Fresno needs realistic plan for revitalization

By Darius Assemi Special to The Bee
Sept. 8, 2015


I love Fresno. This community has been instrumental in the success of my family and my company, and for that, I feel a deep sense of responsibility for its revival.

Fresno has rich cultural diversity, a booming agriculture industry, excellent school districts, affordable homes, and one-of-a-kind access to the Sierra and the sea, all of which make it a special place.

But our city is not without challenges. Poor air quality makes national headlines, crime rates are high, too many young people drop out of school, too few graduate from college, and our overall prosperity has declined.

Clovis, a city that contends with similar challenges, was recently named the No. 1 city in California to raise a young family. Similarly, Visalia and Bakersfield have rebounded from the economic downturn with soaring prosperity and low unemployment.

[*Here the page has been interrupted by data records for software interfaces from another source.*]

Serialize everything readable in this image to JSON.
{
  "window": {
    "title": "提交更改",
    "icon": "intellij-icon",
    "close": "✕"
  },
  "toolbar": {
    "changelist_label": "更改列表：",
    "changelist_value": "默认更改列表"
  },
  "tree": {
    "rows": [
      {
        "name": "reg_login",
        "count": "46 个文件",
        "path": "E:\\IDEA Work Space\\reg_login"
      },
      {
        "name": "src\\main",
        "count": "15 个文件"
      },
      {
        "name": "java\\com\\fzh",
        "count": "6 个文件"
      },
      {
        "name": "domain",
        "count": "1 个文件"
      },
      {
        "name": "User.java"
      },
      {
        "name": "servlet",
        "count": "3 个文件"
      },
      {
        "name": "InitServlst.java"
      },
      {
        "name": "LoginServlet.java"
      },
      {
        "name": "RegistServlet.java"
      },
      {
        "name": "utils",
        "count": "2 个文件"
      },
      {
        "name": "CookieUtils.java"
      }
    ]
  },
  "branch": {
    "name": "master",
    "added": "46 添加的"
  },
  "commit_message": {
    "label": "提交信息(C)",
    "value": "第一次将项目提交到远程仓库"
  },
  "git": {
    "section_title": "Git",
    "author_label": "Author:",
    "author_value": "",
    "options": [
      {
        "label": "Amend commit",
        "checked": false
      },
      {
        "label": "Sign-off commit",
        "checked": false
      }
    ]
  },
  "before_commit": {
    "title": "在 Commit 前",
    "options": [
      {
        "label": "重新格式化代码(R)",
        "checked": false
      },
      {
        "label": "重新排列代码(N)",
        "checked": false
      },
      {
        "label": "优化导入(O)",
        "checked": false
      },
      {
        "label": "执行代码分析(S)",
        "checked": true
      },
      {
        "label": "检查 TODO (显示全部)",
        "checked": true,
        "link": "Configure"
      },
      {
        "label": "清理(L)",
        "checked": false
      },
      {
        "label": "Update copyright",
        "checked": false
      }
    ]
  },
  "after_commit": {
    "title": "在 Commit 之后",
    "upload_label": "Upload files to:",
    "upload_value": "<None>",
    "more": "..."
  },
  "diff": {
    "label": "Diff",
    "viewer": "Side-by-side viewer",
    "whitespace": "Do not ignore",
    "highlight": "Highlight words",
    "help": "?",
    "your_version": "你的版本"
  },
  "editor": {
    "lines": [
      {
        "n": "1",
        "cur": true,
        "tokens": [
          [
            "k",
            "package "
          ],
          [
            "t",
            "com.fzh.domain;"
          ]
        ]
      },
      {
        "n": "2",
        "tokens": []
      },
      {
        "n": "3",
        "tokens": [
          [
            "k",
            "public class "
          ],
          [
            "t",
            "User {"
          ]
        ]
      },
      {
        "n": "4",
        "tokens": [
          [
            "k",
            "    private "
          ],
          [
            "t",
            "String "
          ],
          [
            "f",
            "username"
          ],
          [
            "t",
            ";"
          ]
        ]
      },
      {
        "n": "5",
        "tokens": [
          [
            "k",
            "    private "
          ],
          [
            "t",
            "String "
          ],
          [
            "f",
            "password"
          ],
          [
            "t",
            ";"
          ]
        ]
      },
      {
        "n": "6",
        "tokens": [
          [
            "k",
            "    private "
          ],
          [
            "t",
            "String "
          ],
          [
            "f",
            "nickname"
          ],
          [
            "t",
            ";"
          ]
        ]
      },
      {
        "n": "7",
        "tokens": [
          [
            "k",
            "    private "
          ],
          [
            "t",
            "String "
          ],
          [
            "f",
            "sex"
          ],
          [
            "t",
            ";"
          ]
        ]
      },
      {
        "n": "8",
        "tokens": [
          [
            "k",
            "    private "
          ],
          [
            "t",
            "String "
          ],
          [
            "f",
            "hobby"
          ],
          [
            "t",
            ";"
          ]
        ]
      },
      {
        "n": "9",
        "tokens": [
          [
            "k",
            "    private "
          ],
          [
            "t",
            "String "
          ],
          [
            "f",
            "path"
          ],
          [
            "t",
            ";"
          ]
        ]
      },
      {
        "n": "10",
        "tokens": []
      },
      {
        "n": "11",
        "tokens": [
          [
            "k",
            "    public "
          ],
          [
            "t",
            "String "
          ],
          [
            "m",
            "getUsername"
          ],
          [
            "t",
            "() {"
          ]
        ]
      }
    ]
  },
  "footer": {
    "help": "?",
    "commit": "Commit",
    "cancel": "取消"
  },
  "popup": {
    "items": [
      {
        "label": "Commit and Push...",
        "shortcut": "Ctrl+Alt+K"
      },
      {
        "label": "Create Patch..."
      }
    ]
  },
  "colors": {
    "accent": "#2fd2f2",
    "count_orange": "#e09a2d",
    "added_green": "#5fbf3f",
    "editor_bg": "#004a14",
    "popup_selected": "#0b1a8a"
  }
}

Why do Fresno's challenges seem insurmountable? Young people leave for college, professionals seek higher-paying jobs in more prosperous cities, retirement is difficult for those who can't afford to quit working, and others retire out of our area.

However, Fresno has incredible potential. The right budget and a realistic General Plan will spur our revitalization.

Plans and policies adopted by local government determine Fresno's desirability. Our mayor and city council regulate growth through the General Plan, an instrument that shapes our city's future. The General Plan regulates the types of homes and commercial centers that can be built in coming years, and it determines where they will go.

Two years ago, Fresno began the process of updating its General Plan, a process that by and large ignored the private sector. The proposed plan calls for mid-rise housing on the Blackstone and Kings Canyon corridors. It also calls for homes in new growth areas to be smaller and closer together.

People will live in the housing they desire. A segment of Fresno residents has already embraced high-density living in downtown's Cultural Arts District. With the right improvements the Blackstone-Kings Canyon corridors may become their next destination in the future.

As part of the General Plan update, city leaders are revising the proposal for Bus Rapid Transit (BRT) on Blackstone and Kings Canyon. In addition to BRT, let's offer incentives to facilitate private investment in these corridors and other areas of similar need. These incentives can include reducing property taxes, eliminating fees and red tape, and physical improvements including median island landscaping, landscaped pathways and façade improvements.

With these types of incentives our local businesses have fewer hurdles to success. When businesses are successful, government revenue goes up and more funds become available for community services and nonprofits. This is one way to improve prosperity in our city.

Future plans must also address air quality problems. According to the San Joaquin Valley Air Pollution Control District, most of our pollution comes from mobile sources. To improve air quality, we need a system-wide, regional approach to transportation and growth. It should include traffic light synchronization, electric buses, improvements to the FAX system, and BRT that includes the Shaw Avenue corridor and service to educational hubs. The use of wood-burning fireplaces must also be curtailed.

A network of trails for pedestrians and bicycles must be part of the solution. People who live in neighborhoods with a network of parks, trails and greenways are twice as healthy as people who live in neighborhoods without such amenities. We can promote active lifestyles and reduce greenhouse gases by implementing a similar approach.

Despite perceptions to the contrary, I like some aspects of the new General Plan, including the use of urban villages. This concept creates self-sustaining communities that provide residents with everything needed to live, work and play in their own neighborhood. These concepts are being introduced and welcomed.

Our company studies Fresno's rapidly changing demographics, and we encourage city leaders to do the same. For Fresno to be successful, we must recognize the dramatic changes that are taking place and understand what they mean.

Resident preferences and good planning will ultimately govern the success or failure of our city. When we plan growth in this fashion, we build a foundation for a more vibrant and economically mobile community — one that will entice new talent to diversify our economic base.

That base will allow for the infusion of more capital for our police department, providing resources for better technology and more officers, making our city safer.

A solid economy will give Fresno the resources to increase funding for education and provide students with means to become productive members of our community. We will be able to create opportunities for more students by expanding arts and vocational education, mirroring the efforts of Superintendent Mike Berg in Central Unified.

Supporting Fresno State President Joseph Castro's vision for higher enrollment at Fresno State will result in more students attending higher education locally. When students are educated locally they are more likely to remain a part of our community and add to our talent base, enhancing economic vibrancy.

Creative solutions and a more holistic approach to Fresno's growth will increase prosperity. It will put to work the more than 34,000 unemployed adults in our city, provide students with the first-rate education they deserve, and allow Fresno to become the regional hub for excellence it should be.

Our vision for Fresno provides economic mobility in all parts of this city, blurs the north/south divide, and unites different interest groups to address our challenges. When government, businesses, nonprofits, media and educators work together toward a common goal, we can affect change in our city.